(Stored entries)
----------------------------------------

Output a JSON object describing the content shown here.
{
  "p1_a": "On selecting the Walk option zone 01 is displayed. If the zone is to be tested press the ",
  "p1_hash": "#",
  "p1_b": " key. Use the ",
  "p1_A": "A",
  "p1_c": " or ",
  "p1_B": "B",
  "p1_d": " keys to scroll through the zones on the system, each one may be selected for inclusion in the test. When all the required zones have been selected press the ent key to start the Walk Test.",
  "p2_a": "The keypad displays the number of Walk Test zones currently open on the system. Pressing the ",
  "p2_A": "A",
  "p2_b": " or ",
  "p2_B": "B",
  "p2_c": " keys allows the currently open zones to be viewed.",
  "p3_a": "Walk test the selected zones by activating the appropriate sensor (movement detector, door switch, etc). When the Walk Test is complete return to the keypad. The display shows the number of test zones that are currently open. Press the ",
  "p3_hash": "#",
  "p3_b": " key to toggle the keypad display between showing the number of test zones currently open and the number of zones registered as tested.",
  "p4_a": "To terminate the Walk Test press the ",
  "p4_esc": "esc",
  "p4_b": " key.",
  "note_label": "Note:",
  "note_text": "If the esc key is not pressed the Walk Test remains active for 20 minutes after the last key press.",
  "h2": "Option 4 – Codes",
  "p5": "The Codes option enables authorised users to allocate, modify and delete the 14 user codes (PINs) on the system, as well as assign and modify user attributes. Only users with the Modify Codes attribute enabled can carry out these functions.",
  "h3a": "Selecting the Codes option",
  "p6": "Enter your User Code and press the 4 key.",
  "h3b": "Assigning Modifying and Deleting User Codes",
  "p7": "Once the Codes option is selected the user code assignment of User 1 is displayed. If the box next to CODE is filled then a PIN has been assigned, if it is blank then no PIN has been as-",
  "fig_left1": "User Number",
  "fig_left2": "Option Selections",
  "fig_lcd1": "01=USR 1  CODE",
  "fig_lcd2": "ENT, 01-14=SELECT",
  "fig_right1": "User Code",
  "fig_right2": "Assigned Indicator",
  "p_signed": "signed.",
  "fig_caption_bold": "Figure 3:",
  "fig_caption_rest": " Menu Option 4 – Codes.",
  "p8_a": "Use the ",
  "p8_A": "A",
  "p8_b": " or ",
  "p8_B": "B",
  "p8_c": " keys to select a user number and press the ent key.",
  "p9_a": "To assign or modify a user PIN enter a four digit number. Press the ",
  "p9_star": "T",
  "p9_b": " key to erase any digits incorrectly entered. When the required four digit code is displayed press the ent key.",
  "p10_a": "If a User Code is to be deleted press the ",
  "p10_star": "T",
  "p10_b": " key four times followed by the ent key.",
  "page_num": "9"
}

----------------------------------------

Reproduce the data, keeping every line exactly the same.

_Response to the exercise:_
Output a JSON object describing the content shown here.
{
  "p1_a": "On selecting the Walk option zone 01 is displayed. If the zone is to be tested press the ",
  "p1_hash": "#",
  "p1_b": " key. Use the ",
  "p1_A": "A",
  "p1_c": " or ",
  "p1_B": "B",
  "p1_d": " keys to scroll through the zones on the system, each one may be selected for inclusion in the test. When all the required zones have been selected press the ent key to start the Walk Test.",
  "p2_a": "The keypad displays the number of Walk Test zones currently open on the system. Pressing the ",
  "p2_A": "A",
  "p2_b": " or ",
  "p2_B": "B",
  "p2_c": " keys allows the currently open zones to be viewed.",
  "p3_a": "Walk test the selected zones by activating the appropriate sensor (movement detector, door switch, etc). When the Walk Test is complete return to the keypad. The display shows the number of test zones that are currently open. Press the ",
  "p3_hash": "#",
  "p3_b": " key to toggle the keypad display between showing the number of test zones currently open and the number of zones registered as tested.",
  "p4_a": "To terminate the Walk Test press the ",
  "p4_esc": "esc",
  "p4_b": " key.",
  "note_label": "Note:",
  "note_text": "If the esc key is not pressed the Walk Test remains active for 20 minutes after the last key press.",
  "h2": "Option 4 – Codes",
  "p5": "The Codes option enables authorised users to allocate, modify and delete the 14 user codes (PINs) on the system, as well as assign and modify user attributes. Only users with the Modify Codes attribute enabled can carry out these functions.",
  "h3a": "Selecting the Codes option",
  "p6": "Enter your User Code and press the 4 key.",
  "h3b": "Assigning Modifying and Deleting User Codes",
  "p7": "Once the Codes option is selected the user code assignment of User 1 is displayed. If the box next to CODE is filled then a PIN has been assigned, if it is blank then no PIN has been as-",
  "fig_left1": "User Number",
  "fig_left2": "Option Selections",
  "fig_lcd1": "01=USR 1  CODE",
  "fig_lcd2": "ENT, 01-14=SELECT",
  "fig_right1": "User Code",
  "fig_right2": "Assigned Indicator",
  "p_signed": "signed.",
  "fig_caption_bold": "Figure 3:",
  "fig_caption_rest": " Menu Option 4 – Codes.",
  "p8_a": "Use the ",
  "p8_A": "A",
  "p8_b": " or ",
  "p8_B": "B",
  "p8_c": " keys to select a user number and press the ent key.",
  "p9_a": "To assign or modify a user PIN enter a four digit number. Press the ",
  "p9_star": "T",
  "p9_b": " key to erase any digits incorrectly entered. When the required four digit code is displayed press the ent key.",
  "p10_a": "If a User Code is to be deleted press the ",
  "p10_star": "T",
  "p10_b": " key four times followed by the ent key.",
  "page_num": "9"
}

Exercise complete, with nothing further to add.